All lines below containing the string "true" are to be copied.

--- Information shown ---

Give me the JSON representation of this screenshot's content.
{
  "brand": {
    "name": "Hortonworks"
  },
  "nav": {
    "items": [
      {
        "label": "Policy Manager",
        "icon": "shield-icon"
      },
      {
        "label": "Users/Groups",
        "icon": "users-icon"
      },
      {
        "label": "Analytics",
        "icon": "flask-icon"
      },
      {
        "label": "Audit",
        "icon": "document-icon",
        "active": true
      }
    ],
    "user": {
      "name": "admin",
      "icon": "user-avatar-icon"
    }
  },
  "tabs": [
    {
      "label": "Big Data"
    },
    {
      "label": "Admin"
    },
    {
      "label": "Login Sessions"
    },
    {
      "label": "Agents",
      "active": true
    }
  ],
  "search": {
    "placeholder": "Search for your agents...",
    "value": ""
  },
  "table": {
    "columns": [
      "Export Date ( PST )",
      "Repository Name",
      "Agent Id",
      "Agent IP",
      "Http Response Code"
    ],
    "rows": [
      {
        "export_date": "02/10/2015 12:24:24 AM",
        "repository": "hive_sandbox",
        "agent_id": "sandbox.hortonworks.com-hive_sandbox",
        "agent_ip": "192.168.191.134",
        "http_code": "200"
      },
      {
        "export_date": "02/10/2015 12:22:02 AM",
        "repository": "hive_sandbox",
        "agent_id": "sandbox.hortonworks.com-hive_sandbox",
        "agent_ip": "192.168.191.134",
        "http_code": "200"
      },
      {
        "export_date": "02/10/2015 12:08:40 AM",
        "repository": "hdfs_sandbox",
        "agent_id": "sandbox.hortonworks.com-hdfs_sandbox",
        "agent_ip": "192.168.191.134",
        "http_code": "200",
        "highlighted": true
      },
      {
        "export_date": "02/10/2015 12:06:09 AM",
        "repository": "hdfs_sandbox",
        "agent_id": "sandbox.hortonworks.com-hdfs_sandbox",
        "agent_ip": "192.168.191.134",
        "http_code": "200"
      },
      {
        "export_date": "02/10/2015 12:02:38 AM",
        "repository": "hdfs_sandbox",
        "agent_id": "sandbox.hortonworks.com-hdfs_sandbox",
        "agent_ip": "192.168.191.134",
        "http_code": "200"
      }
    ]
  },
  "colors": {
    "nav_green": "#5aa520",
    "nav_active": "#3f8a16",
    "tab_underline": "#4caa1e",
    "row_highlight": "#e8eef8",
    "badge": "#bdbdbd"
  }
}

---

## Written answer
        "active": true
      "active": true
        "highlighted": true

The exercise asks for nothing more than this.